Step 5: We arrange design, funding, and implimentation

Using technical data and community feedback, staff will finalize the preferred traffic calming design to be put forward as the preferred traffic calming Measure and arrange for any detailed design work, allocate project funding, and engage a contractor to install the traffic calming measures.

Frequency Asked Questions

Can’t you just install an all-way stop sign?

Stop signs are a form of traffic control used to assign the right-of-way at intersections; they are not intended to be used as speed control devices. Studies have shown that unwarranted all-way stop signs are ineffective for traffic calming purposes. It has been found that:

  • Stop compliance is poor at unwarranted multi-way stop signs.
  • It creates higher traffic speeds between stop signs.
  • It creates a false sense of safety for pedestrians because they expect the cars to stop.
  • It actually may increase speeds some distance from intersections.
  • It results in more frequent rear-end collisions caused by a low percentage of motorists who actually do come to a complete stop.
  • Potential risk to pedestrians especially children and seniors crossing an intersection, since not all motorists approaching an intersection will stop.

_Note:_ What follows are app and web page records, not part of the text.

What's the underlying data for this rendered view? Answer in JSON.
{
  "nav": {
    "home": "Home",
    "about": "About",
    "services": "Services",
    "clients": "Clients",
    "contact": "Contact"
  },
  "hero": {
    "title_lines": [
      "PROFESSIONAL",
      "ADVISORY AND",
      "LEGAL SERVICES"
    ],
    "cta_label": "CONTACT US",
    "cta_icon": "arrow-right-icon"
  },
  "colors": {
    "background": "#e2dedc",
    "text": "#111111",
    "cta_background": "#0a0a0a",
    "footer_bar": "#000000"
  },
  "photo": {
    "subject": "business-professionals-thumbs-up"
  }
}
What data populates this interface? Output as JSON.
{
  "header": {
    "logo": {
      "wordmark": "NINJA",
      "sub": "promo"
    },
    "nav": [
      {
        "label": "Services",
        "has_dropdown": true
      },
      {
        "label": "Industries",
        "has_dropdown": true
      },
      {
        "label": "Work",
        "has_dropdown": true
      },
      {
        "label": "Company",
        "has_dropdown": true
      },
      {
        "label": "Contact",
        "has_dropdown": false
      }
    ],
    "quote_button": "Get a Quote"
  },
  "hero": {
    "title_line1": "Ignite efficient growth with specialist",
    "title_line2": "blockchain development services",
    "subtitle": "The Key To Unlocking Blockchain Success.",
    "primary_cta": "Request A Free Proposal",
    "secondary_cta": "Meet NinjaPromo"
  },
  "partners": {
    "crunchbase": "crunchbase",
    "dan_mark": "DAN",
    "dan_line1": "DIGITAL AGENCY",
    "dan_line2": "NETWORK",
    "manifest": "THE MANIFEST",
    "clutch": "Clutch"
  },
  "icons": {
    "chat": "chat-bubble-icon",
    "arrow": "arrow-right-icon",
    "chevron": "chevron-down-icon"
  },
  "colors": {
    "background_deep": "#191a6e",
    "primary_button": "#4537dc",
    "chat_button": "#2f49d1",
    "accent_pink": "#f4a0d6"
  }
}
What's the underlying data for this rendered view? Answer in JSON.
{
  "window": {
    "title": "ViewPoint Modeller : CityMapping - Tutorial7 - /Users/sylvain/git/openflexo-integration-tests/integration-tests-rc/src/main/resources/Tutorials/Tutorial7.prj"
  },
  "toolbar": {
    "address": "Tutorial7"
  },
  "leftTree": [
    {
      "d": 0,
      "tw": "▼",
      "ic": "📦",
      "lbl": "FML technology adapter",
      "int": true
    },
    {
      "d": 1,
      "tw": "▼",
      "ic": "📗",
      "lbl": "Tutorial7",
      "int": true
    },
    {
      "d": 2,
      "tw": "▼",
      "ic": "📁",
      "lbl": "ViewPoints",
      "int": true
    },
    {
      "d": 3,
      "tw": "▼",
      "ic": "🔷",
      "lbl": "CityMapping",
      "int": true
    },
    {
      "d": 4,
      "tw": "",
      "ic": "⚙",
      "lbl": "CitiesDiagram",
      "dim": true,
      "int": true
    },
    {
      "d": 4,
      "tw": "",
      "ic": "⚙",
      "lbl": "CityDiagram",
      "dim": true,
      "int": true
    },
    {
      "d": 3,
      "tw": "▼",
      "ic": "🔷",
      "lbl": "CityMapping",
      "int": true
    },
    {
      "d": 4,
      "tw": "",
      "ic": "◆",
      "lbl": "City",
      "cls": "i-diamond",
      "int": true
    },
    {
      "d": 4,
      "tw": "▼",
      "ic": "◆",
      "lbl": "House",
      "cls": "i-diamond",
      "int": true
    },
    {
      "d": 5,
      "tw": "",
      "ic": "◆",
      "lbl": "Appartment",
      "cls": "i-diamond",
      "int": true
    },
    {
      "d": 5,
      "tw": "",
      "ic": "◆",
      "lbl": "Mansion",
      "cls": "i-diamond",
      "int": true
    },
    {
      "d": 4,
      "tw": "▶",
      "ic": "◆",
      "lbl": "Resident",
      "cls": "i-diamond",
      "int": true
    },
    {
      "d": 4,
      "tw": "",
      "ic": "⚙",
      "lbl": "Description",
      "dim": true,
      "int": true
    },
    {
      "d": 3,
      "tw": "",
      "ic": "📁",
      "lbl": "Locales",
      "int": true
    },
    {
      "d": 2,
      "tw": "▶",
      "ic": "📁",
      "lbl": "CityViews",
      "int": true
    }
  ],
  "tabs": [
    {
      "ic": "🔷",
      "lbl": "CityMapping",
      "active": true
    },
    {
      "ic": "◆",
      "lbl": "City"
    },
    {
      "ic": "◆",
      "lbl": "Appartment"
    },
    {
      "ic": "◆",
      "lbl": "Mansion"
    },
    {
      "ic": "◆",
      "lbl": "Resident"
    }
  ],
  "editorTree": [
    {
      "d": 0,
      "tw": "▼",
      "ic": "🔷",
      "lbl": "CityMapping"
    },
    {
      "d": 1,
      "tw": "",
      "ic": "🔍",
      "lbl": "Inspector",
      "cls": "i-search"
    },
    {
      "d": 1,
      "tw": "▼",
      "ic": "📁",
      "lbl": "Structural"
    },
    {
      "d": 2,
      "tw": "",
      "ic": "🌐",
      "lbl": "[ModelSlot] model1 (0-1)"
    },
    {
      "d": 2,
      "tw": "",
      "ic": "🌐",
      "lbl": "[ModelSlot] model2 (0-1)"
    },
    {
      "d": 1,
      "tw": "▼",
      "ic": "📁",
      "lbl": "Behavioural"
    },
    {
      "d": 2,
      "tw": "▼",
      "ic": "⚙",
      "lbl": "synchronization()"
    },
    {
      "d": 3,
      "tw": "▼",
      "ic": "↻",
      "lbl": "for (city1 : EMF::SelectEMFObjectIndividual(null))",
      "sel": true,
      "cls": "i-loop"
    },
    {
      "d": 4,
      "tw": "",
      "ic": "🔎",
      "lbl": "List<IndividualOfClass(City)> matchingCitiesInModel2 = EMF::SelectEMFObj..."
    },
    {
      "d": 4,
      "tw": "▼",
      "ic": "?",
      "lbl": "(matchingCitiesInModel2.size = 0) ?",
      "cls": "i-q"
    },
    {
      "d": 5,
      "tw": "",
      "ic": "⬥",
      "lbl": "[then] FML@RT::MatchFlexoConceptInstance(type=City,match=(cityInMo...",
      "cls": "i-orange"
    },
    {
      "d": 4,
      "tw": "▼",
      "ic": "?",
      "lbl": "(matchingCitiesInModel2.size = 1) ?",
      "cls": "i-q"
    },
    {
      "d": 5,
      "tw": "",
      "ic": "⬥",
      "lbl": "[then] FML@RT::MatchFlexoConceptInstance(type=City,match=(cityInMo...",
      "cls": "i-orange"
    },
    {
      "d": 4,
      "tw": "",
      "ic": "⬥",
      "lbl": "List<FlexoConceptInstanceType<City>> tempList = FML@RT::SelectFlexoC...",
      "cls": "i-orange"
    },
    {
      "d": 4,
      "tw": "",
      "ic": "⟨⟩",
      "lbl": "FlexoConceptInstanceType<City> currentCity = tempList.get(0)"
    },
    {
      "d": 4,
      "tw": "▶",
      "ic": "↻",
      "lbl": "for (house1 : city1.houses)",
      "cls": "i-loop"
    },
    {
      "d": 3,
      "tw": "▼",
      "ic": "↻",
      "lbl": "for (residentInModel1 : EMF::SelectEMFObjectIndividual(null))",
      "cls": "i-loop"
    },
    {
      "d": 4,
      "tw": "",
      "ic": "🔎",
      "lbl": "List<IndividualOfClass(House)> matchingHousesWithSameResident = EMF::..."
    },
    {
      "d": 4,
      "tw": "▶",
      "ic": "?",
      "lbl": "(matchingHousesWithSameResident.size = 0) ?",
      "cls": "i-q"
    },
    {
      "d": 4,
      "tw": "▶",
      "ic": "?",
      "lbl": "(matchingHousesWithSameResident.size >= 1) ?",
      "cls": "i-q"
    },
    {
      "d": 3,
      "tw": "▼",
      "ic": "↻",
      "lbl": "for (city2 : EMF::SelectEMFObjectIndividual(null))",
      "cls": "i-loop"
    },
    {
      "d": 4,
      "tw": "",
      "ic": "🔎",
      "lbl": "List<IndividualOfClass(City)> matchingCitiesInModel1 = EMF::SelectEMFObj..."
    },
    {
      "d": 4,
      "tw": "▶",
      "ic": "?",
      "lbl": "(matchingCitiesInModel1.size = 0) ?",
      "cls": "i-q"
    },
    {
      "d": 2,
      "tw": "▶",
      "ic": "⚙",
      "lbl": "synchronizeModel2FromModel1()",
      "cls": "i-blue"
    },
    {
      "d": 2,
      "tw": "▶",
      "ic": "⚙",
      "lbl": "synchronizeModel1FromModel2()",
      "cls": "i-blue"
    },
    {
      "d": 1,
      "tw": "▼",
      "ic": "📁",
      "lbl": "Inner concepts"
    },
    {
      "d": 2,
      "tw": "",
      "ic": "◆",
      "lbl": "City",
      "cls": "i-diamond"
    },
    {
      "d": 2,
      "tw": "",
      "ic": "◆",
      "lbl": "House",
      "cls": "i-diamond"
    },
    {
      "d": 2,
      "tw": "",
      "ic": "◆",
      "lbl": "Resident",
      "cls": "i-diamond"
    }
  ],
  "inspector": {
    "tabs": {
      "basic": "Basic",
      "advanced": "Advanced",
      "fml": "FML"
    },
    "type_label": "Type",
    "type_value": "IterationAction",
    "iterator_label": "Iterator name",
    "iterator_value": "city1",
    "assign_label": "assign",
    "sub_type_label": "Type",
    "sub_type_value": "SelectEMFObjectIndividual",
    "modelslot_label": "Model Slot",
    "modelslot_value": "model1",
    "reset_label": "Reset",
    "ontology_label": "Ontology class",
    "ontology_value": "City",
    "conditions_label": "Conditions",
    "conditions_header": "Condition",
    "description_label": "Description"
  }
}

Based on the Ontario Traffic Manual, there are established criteria for all-way stop control based upon the numbers of pedestrians and vehicles sharing an intersection, the collision history and visibility. When these criteria are followed, risks are minimized, and new safety concerns are not created. 

Can we slow down traffic by lowering the speed limit?

Speed limits on Town roads, similar to other municipalities, follows the Transportation Association of Canada (TAC) procedure. Artificially lowering speed limits do not act as traffic calming measures for the following reasons:

  • Posted speed limits for roadways are established based upon engineering criteria in relation to roadway characteristics.
  • Posted speed limits not matching characteristics of the roadway lead to motorist frustration and foster aggressive driving behaviours.
  • Compliance with an artificially reduced speed is only achieved with consistent and visible police enforcement, a resource which is not always available.
  • Collisions, when they occur, can be more significant due to the differences in speed between vehicles.
  • Pedestrians may perceive the roadway to be safer due to the reduced speed limit; and this false sense of security may lead pedestrians that are crossing the roadway to not be as cautious as they would be otherwise.

Why Not Put Speed Humps Everywhere?

Speed humps have been suggested as one of the measures for reducing traffic speed on streets. However, speed humps cause a wide range of other serious issues that have resulted in their reduction in use and even removal in some municipalities.

  • Speed humps reduce speed for all traffic, including emergency vehicles and thus increase response times in emergencies.
  • Speed humps have also been known to cause injuries to Emergency Services personnel and the public at large. Elderly and disabled people have difficulty with speed humps as they can cause injury and pain to those with spinal problems.
  • Speed humps cause increased noise from braking/ acceleration and have negative effects on snow plowing and removal,
  • Finally, speed humps are effective on local streets with a short stretch of the road and not long roadways as drivers tend to speed up at mid-blocks to make up for their perceived lost time.

Also, following the Transportation Associate of Canada (TAC) Guidelines, speed humps can only be installed where:

  • The speed limit is 50km/h or less.
  • The road has an urban cross-section including curb and gutter. It is not effective on rural roads.

Speed humps cannot be installed at the following locations:

  • Small turning radius curves and other areas with limited sight distances.
  • Grade over 8%.

To this end, speed humps will only be implemented where a severe traffic problem exists.

Contact Us

Contact Transportation Engineering Division at if you have any questions on Caledon's Traffic Calming program. You may also call OPP, If you observe a dangerous act of aggressive driving at 1-888-310-1122.